╔══
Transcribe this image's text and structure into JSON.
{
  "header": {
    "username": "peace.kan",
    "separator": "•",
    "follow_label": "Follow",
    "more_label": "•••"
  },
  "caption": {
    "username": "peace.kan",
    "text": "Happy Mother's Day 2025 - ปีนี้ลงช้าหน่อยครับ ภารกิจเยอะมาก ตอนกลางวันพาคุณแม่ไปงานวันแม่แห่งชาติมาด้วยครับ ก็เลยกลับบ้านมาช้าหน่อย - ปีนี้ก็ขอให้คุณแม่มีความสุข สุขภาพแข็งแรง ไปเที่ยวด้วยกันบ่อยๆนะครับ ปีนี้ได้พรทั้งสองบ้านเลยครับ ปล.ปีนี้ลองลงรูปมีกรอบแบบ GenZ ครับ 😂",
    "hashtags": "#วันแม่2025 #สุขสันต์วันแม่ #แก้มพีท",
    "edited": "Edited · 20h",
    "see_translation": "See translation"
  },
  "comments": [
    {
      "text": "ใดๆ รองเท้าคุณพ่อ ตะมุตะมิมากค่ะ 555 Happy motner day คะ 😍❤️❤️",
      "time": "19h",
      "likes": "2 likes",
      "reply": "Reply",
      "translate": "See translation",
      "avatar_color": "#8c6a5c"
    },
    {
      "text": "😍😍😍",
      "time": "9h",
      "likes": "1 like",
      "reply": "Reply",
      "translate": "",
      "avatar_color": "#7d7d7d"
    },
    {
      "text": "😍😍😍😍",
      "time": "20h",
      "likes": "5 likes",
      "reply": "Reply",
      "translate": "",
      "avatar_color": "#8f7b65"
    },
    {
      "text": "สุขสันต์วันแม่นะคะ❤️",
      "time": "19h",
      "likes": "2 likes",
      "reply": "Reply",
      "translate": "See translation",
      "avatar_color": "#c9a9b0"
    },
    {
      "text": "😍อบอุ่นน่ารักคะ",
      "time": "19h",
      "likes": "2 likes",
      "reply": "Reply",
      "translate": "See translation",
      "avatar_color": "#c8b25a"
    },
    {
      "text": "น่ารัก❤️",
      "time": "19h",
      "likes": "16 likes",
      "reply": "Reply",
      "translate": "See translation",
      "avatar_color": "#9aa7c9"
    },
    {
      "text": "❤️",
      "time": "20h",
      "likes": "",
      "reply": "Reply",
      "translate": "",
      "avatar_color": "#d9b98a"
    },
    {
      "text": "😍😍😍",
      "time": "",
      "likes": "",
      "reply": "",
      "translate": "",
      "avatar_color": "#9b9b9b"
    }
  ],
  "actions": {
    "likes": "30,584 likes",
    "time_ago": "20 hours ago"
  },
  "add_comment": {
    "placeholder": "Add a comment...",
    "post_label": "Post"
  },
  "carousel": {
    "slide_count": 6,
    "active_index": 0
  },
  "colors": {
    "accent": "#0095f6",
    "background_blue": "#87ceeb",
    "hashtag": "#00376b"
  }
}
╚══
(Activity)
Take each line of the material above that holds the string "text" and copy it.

(Task result)
Transcribe this image's text and structure into JSON.
    "text": "Happy Mother's Day 2025 - ปีนี้ลงช้าหน่อยครับ ภารกิจเยอะมาก ตอนกลางวันพาคุณแม่ไปงานวันแม่แห่งชาติมาด้วยครับ ก็เลยกลับบ้านมาช้าหน่อย - ปีนี้ก็ขอให้คุณแม่มีความสุข สุขภาพแข็งแรง ไปเที่ยวด้วยกันบ่อยๆนะครับ ปีนี้ได้พรทั้งสองบ้านเลยครับ ปล.ปีนี้ลองลงรูปมีกรอบแบบ GenZ ครับ 😂",
      "text": "ใดๆ รองเท้าคุณพ่อ ตะมุตะมิมากค่ะ 555 Happy motner day คะ 😍❤️❤️",
      "text": "😍😍😍",
      "text": "😍😍😍😍",
      "text": "สุขสันต์วันแม่นะคะ❤️",
      "text": "😍อบอุ่นน่ารักคะ",
      "text": "น่ารัก❤️",
      "text": "❤️",
      "text": "😍😍😍",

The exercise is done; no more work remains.